Crisis (as well as critique) stems from the old Greek κρίνειν (krínein), meaning „to distinguish, to differentiate” or “to separate”. The original meaning of apocalypse (ἀποκάλυψις) is „revelation, disclosure, unveiling”.

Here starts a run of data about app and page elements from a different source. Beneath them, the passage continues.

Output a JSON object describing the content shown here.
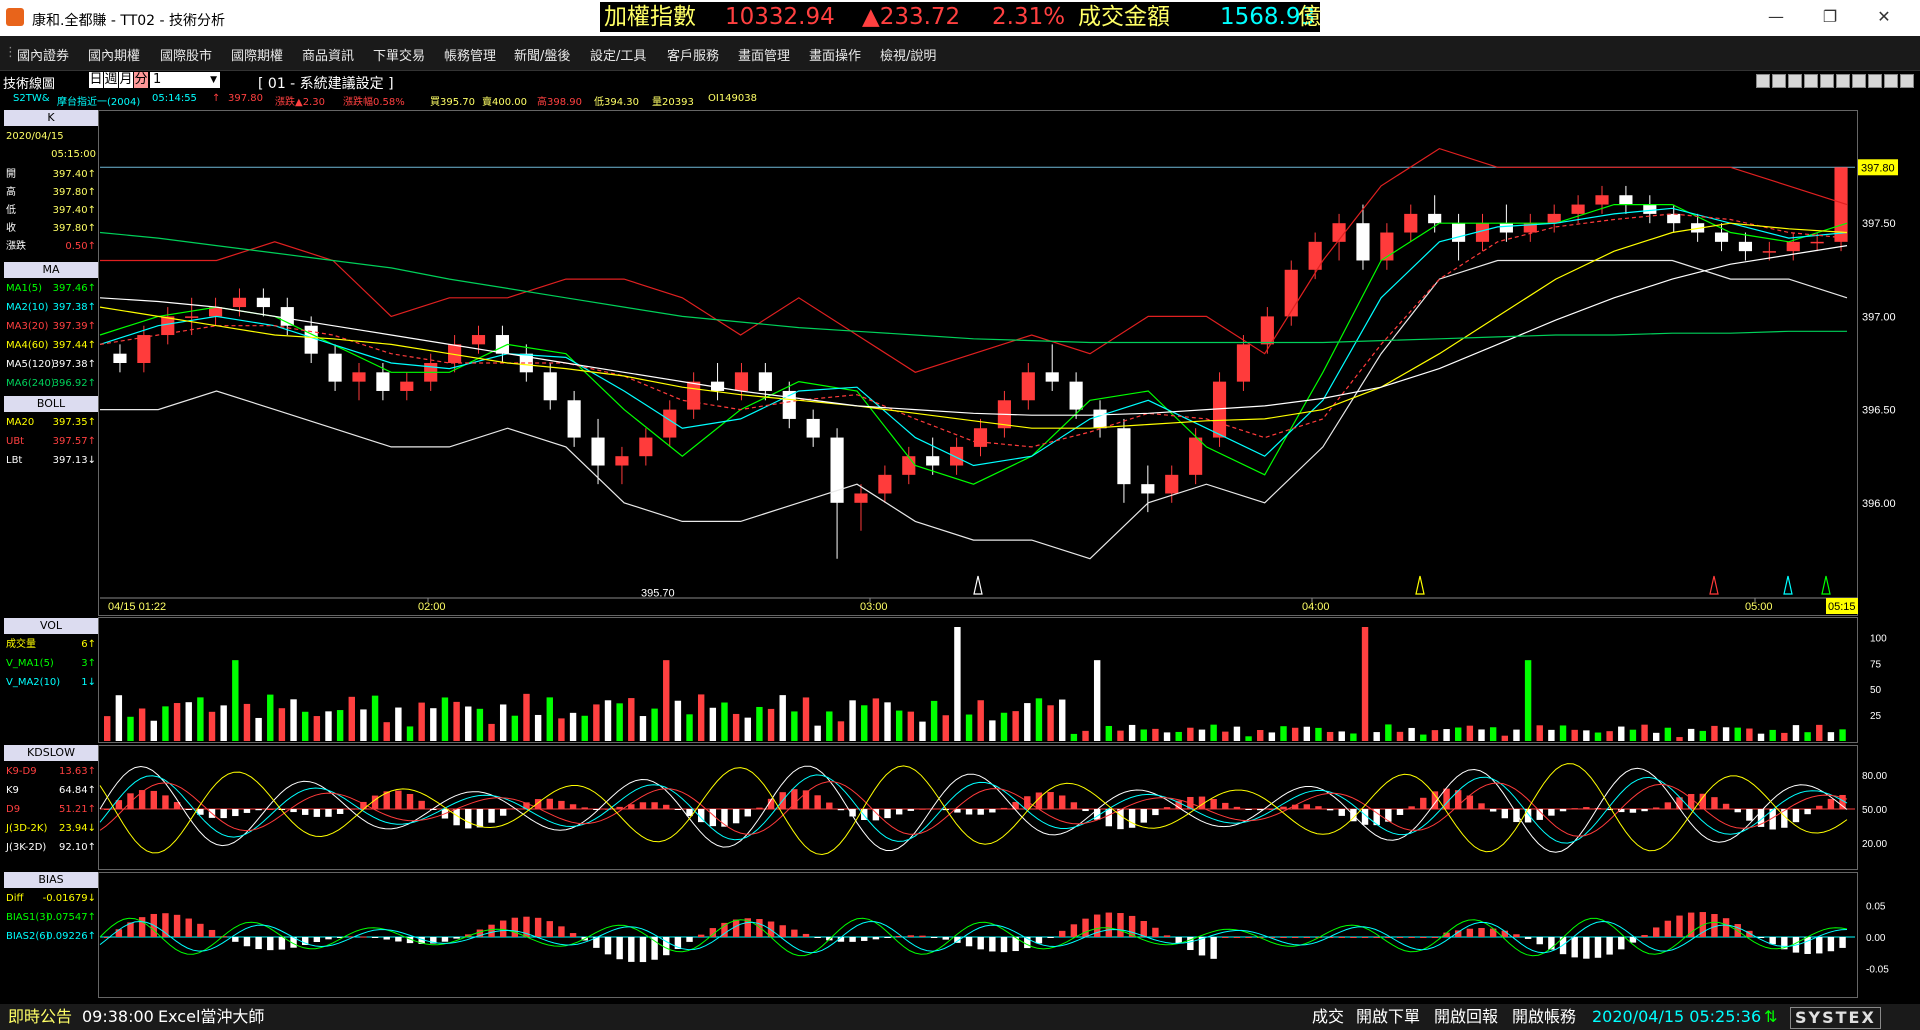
{
  "window": {
    "title": "康和.全都賺 - TT02 - 技術分析",
    "ticker": {
      "label": "加權指數",
      "value": "10332.94",
      "change": "▲233.72",
      "pct": "2.31%",
      "turnover_label": "成交金額",
      "turnover": "1568.93",
      "unit": "億"
    },
    "minimize_icon": "minimize-icon",
    "maximize_icon": "maximize-icon",
    "close_icon": "close-icon"
  },
  "menu": [
    "國內證券",
    "國內期權",
    "國際股市",
    "國際期權",
    "商品資訊",
    "下單交易",
    "帳務管理",
    "新聞/盤後",
    "設定/工具",
    "客戶服務",
    "畫面管理",
    "畫面操作",
    "檢視/說明"
  ],
  "toolbar": {
    "panel_name": "技術線圖",
    "periods": [
      "日",
      "週",
      "月",
      "分"
    ],
    "period_value": "1",
    "setting": "[ 01 - 系統建議設定 ]"
  },
  "quote": {
    "symbol": "S2TW&",
    "name": "摩台指近一(2004)",
    "time": "05:14:55",
    "arrow": "↑",
    "last": "397.80",
    "change": "漲跌▲2.30",
    "pct": "漲跌幅0.58%",
    "bid": "買395.70",
    "ask": "賣400.00",
    "high": "高398.90",
    "low": "低394.30",
    "vol": "量20393",
    "oi": "OI149038"
  },
  "colors": {
    "up": "#ff3b3b",
    "down": "#ffffff",
    "ma1": "#00ff00",
    "ma2": "#00ffff",
    "ma3": "#ff3b3b",
    "ma4": "#ffff00",
    "ma5": "#ffffff",
    "ma6": "#00d05a",
    "accent": "#ffff00"
  },
  "k_panel": {
    "header": "K",
    "date": "2020/04/15",
    "time": "05:15:00",
    "rows": [
      {
        "label": "開",
        "value": "397.40↑"
      },
      {
        "label": "高",
        "value": "397.80↑"
      },
      {
        "label": "低",
        "value": "397.40↑"
      },
      {
        "label": "收",
        "value": "397.80↑"
      },
      {
        "label": "漲跌",
        "value": "0.50↑"
      }
    ]
  },
  "ma_panel": {
    "header": "MA",
    "rows": [
      {
        "label": "MA1(5)",
        "value": "397.46↑",
        "color": "#00ff00"
      },
      {
        "label": "MA2(10)",
        "value": "397.38↑",
        "color": "#00ffff"
      },
      {
        "label": "MA3(20)",
        "value": "397.39↑",
        "color": "#ff3b3b"
      },
      {
        "label": "MA4(60)",
        "value": "397.44↑",
        "color": "#ffff00"
      },
      {
        "label": "MA5(120)",
        "value": "397.38↑",
        "color": "#ffffff"
      },
      {
        "label": "MA6(240)",
        "value": "396.92↑",
        "color": "#00d05a"
      }
    ]
  },
  "boll_panel": {
    "header": "BOLL",
    "rows": [
      {
        "label": "MA20",
        "value": "397.35↑",
        "color": "#ffff00"
      },
      {
        "label": "UBt",
        "value": "397.57↑",
        "color": "#ff3b3b"
      },
      {
        "label": "LBt",
        "value": "397.13↓",
        "color": "#ffffff"
      }
    ]
  },
  "vol_panel": {
    "header": "VOL",
    "rows": [
      {
        "label": "成交量",
        "value": "6↑",
        "color": "#ffff00"
      },
      {
        "label": "V_MA1(5)",
        "value": "3↑",
        "color": "#00ff00"
      },
      {
        "label": "V_MA2(10)",
        "value": "1↓",
        "color": "#00ffff"
      }
    ]
  },
  "kd_panel": {
    "header": "KDSLOW",
    "rows": [
      {
        "label": "K9-D9",
        "value": "13.63↑",
        "color": "#ff3b3b"
      },
      {
        "label": "K9",
        "value": "64.84↑",
        "color": "#ffffff"
      },
      {
        "label": "D9",
        "value": "51.21↑",
        "color": "#ff3b3b"
      },
      {
        "label": "J(3D-2K)",
        "value": "23.94↓",
        "color": "#ffff00"
      },
      {
        "label": "J(3K-2D)",
        "value": "92.10↑",
        "color": "#ffffff"
      }
    ]
  },
  "bias_panel": {
    "header": "BIAS",
    "rows": [
      {
        "label": "Diff",
        "value": "-0.01679↓",
        "color": "#ffff00"
      },
      {
        "label": "BIAS1(3)",
        "value": "0.07547↑",
        "color": "#00ff00"
      },
      {
        "label": "BIAS2(6)",
        "value": "0.09226↑",
        "color": "#00ffff"
      }
    ]
  },
  "chart_data": {
    "type": "candlestick",
    "x_ticks": [
      "04/15 01:22",
      "02:00",
      "03:00",
      "04:00",
      "05:00",
      "05:15"
    ],
    "y_ticks": [
      "397.50",
      "397.00",
      "396.50",
      "396.00"
    ],
    "last_price_label": "397.80",
    "low_label": "395.70",
    "ylim": [
      395.5,
      398.0
    ],
    "bars": [
      [
        396.8,
        396.85,
        396.7,
        396.75
      ],
      [
        396.75,
        396.95,
        396.7,
        396.9
      ],
      [
        396.9,
        397.05,
        396.85,
        397.0
      ],
      [
        397.0,
        397.1,
        396.9,
        397.0
      ],
      [
        397.0,
        397.1,
        396.95,
        397.05
      ],
      [
        397.05,
        397.15,
        397.0,
        397.1
      ],
      [
        397.1,
        397.15,
        397.0,
        397.05
      ],
      [
        397.05,
        397.1,
        396.9,
        396.95
      ],
      [
        396.95,
        397.0,
        396.75,
        396.8
      ],
      [
        396.8,
        396.85,
        396.6,
        396.65
      ],
      [
        396.65,
        396.75,
        396.55,
        396.7
      ],
      [
        396.7,
        396.75,
        396.55,
        396.6
      ],
      [
        396.6,
        396.7,
        396.55,
        396.65
      ],
      [
        396.65,
        396.8,
        396.6,
        396.75
      ],
      [
        396.75,
        396.9,
        396.7,
        396.85
      ],
      [
        396.85,
        396.95,
        396.8,
        396.9
      ],
      [
        396.9,
        396.95,
        396.75,
        396.8
      ],
      [
        396.8,
        396.85,
        396.65,
        396.7
      ],
      [
        396.7,
        396.75,
        396.5,
        396.55
      ],
      [
        396.55,
        396.6,
        396.3,
        396.35
      ],
      [
        396.35,
        396.45,
        396.1,
        396.2
      ],
      [
        396.2,
        396.3,
        396.1,
        396.25
      ],
      [
        396.25,
        396.4,
        396.2,
        396.35
      ],
      [
        396.35,
        396.55,
        396.3,
        396.5
      ],
      [
        396.5,
        396.7,
        396.45,
        396.65
      ],
      [
        396.65,
        396.75,
        396.55,
        396.6
      ],
      [
        396.6,
        396.75,
        396.55,
        396.7
      ],
      [
        396.7,
        396.75,
        396.55,
        396.6
      ],
      [
        396.6,
        396.65,
        396.4,
        396.45
      ],
      [
        396.45,
        396.5,
        396.3,
        396.35
      ],
      [
        396.35,
        396.4,
        395.7,
        396.0
      ],
      [
        396.0,
        396.1,
        395.85,
        396.05
      ],
      [
        396.05,
        396.2,
        396.0,
        396.15
      ],
      [
        396.15,
        396.3,
        396.1,
        396.25
      ],
      [
        396.25,
        396.35,
        396.15,
        396.2
      ],
      [
        396.2,
        396.35,
        396.15,
        396.3
      ],
      [
        396.3,
        396.45,
        396.25,
        396.4
      ],
      [
        396.4,
        396.6,
        396.35,
        396.55
      ],
      [
        396.55,
        396.75,
        396.5,
        396.7
      ],
      [
        396.7,
        396.85,
        396.6,
        396.65
      ],
      [
        396.65,
        396.7,
        396.45,
        396.5
      ],
      [
        396.5,
        396.55,
        396.35,
        396.4
      ],
      [
        396.4,
        396.45,
        396.0,
        396.1
      ],
      [
        396.1,
        396.2,
        395.95,
        396.05
      ],
      [
        396.05,
        396.2,
        396.0,
        396.15
      ],
      [
        396.15,
        396.4,
        396.1,
        396.35
      ],
      [
        396.35,
        396.7,
        396.3,
        396.65
      ],
      [
        396.65,
        396.9,
        396.6,
        396.85
      ],
      [
        396.85,
        397.05,
        396.8,
        397.0
      ],
      [
        397.0,
        397.3,
        396.95,
        397.25
      ],
      [
        397.25,
        397.45,
        397.2,
        397.4
      ],
      [
        397.4,
        397.55,
        397.3,
        397.5
      ],
      [
        397.5,
        397.6,
        397.25,
        397.3
      ],
      [
        397.3,
        397.5,
        397.25,
        397.45
      ],
      [
        397.45,
        397.6,
        397.4,
        397.55
      ],
      [
        397.55,
        397.65,
        397.45,
        397.5
      ],
      [
        397.5,
        397.55,
        397.3,
        397.4
      ],
      [
        397.4,
        397.55,
        397.35,
        397.5
      ],
      [
        397.5,
        397.6,
        397.4,
        397.45
      ],
      [
        397.45,
        397.55,
        397.4,
        397.5
      ],
      [
        397.5,
        397.6,
        397.45,
        397.55
      ],
      [
        397.55,
        397.65,
        397.5,
        397.6
      ],
      [
        397.6,
        397.7,
        397.55,
        397.65
      ],
      [
        397.65,
        397.7,
        397.55,
        397.6
      ],
      [
        397.6,
        397.65,
        397.5,
        397.55
      ],
      [
        397.55,
        397.6,
        397.45,
        397.5
      ],
      [
        397.5,
        397.55,
        397.4,
        397.45
      ],
      [
        397.45,
        397.5,
        397.35,
        397.4
      ],
      [
        397.4,
        397.45,
        397.3,
        397.35
      ],
      [
        397.35,
        397.4,
        397.3,
        397.35
      ],
      [
        397.35,
        397.45,
        397.3,
        397.4
      ],
      [
        397.4,
        397.45,
        397.35,
        397.4
      ],
      [
        397.4,
        397.8,
        397.35,
        397.8
      ]
    ],
    "ma_series": [
      {
        "name": "MA1(5)",
        "color": "#00ff00",
        "values": [
          396.9,
          397.0,
          397.05,
          397.0,
          396.85,
          396.7,
          396.7,
          396.85,
          396.8,
          396.5,
          396.25,
          396.5,
          396.65,
          396.6,
          396.2,
          396.1,
          396.25,
          396.55,
          396.6,
          396.3,
          396.15,
          396.7,
          397.3,
          397.5,
          397.5,
          397.5,
          397.6,
          397.6,
          397.45,
          397.4,
          397.5
        ]
      },
      {
        "name": "MA2(10)",
        "color": "#00ffff",
        "values": [
          396.85,
          396.95,
          397.0,
          396.95,
          396.85,
          396.75,
          396.72,
          396.8,
          396.78,
          396.6,
          396.4,
          396.45,
          396.6,
          396.62,
          396.35,
          396.2,
          396.25,
          396.45,
          396.55,
          396.4,
          396.25,
          396.55,
          397.1,
          397.4,
          397.48,
          397.5,
          397.55,
          397.58,
          397.5,
          397.42,
          397.45
        ]
      },
      {
        "name": "MA3(20)",
        "color": "#ff3b3b",
        "values": [
          396.85,
          396.9,
          396.95,
          396.95,
          396.9,
          396.8,
          396.75,
          396.75,
          396.75,
          396.68,
          396.55,
          396.5,
          396.55,
          396.58,
          396.45,
          396.33,
          396.3,
          396.38,
          396.48,
          396.45,
          396.35,
          396.45,
          396.85,
          397.2,
          397.4,
          397.48,
          397.52,
          397.55,
          397.52,
          397.45,
          397.42
        ]
      },
      {
        "name": "MA4(60)",
        "color": "#ffff00",
        "values": [
          397.05,
          397.0,
          396.95,
          396.9,
          396.88,
          396.85,
          396.8,
          396.75,
          396.72,
          396.68,
          396.62,
          396.58,
          396.55,
          396.52,
          396.48,
          396.44,
          396.4,
          396.4,
          396.42,
          396.44,
          396.45,
          396.5,
          396.62,
          396.8,
          397.0,
          397.2,
          397.35,
          397.45,
          397.5,
          397.47,
          397.45
        ]
      },
      {
        "name": "MA5(120)",
        "color": "#ffffff",
        "values": [
          397.1,
          397.08,
          397.05,
          397.0,
          396.95,
          396.9,
          396.85,
          396.8,
          396.75,
          396.7,
          396.65,
          396.6,
          396.56,
          396.52,
          396.5,
          396.48,
          396.47,
          396.47,
          396.48,
          396.5,
          396.52,
          396.56,
          396.62,
          396.72,
          396.85,
          396.98,
          397.1,
          397.2,
          397.28,
          397.33,
          397.38
        ]
      },
      {
        "name": "MA6(240)",
        "color": "#00d05a",
        "values": [
          397.45,
          397.42,
          397.38,
          397.34,
          397.3,
          397.26,
          397.2,
          397.15,
          397.1,
          397.05,
          397.0,
          396.97,
          396.94,
          396.92,
          396.9,
          396.88,
          396.87,
          396.86,
          396.86,
          396.86,
          396.86,
          396.86,
          396.87,
          396.88,
          396.89,
          396.9,
          396.9,
          396.91,
          396.91,
          396.92,
          396.92
        ]
      }
    ],
    "boll_upper": [
      397.3,
      397.3,
      397.3,
      397.4,
      397.3,
      397.0,
      397.1,
      397.1,
      397.2,
      397.2,
      397.1,
      396.9,
      397.1,
      396.9,
      396.7,
      396.8,
      396.9,
      396.8,
      397.0,
      397.0,
      396.8,
      397.3,
      397.7,
      397.9,
      397.8,
      397.8,
      397.8,
      397.8,
      397.8,
      397.7,
      397.6
    ],
    "boll_lower": [
      396.5,
      396.5,
      396.6,
      396.5,
      396.4,
      396.3,
      396.3,
      396.4,
      396.3,
      396.0,
      395.9,
      395.9,
      396.0,
      396.1,
      395.9,
      395.8,
      395.8,
      395.7,
      396.0,
      396.1,
      396.0,
      396.3,
      396.8,
      397.2,
      397.3,
      397.3,
      397.3,
      397.3,
      397.2,
      397.2,
      397.1
    ],
    "volume": {
      "y_ticks": [
        "100",
        "75",
        "50",
        "25"
      ],
      "ylim": [
        0,
        110
      ]
    },
    "kd": {
      "y_ticks": [
        "80.00",
        "50.00",
        "20.00"
      ],
      "ylim": [
        0,
        100
      ]
    },
    "bias": {
      "y_ticks": [
        "0.05",
        "0.00",
        "-0.05"
      ],
      "ylim": [
        -0.09,
        0.09
      ]
    }
  },
  "status": {
    "announce": "即時公告",
    "time": "09:38:00",
    "message": "Excel當沖大師",
    "buttons": [
      "成交",
      "開啟下單",
      "開啟回報",
      "開啟帳務"
    ],
    "datetime": "2020/04/15 05:25:36",
    "brand": "SYSTEX"
  }
}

At least since the financial crisis of 2007-2008, crises have spread on a global level. Climate crisis, political crises, wars, refugee crises, pandemics etc. have become ubiquitous, are interlinked and seem to multiply by the month. If etymology is of any help in understanding the current situation, one could say that the concept of crisis is in crisis itself: if too many differentiations (between before and after, between ‘normal’ and ‘unprecedented’ etc.) happen at the same time, the terrain becomes unstable, confusing and seemingly undifferentiated. Crisis as something that forces a Kantian critique to its limits because reason is confronted with too many fault lines to distinguish between. The ‘new normal’ becomes its own ontology, leaving the old one behind, crisis becomes perpetual and tiresomely quotidian. When crisis becomes the mode of normalcy itself, something else happens: the gradual revealing of a different world we are all going to inhabit; apocalypse not as the end of the world itself but as the end of a certain way of living in this world, of viewing it, structuring it, giving it meaning and interacting with and within it. This apocalypse strikes hard in the places where a certain concept of ‘normalcy’ has been central for stabilizing the social, political and economical status quo (e.g. affluent, white, heteronormative etc.). The world (i.e. certain concepts of the world, ways of viewing and explaining it) is ending for sure, what is going to be unveiled will be the result of the struggles we are currently living through.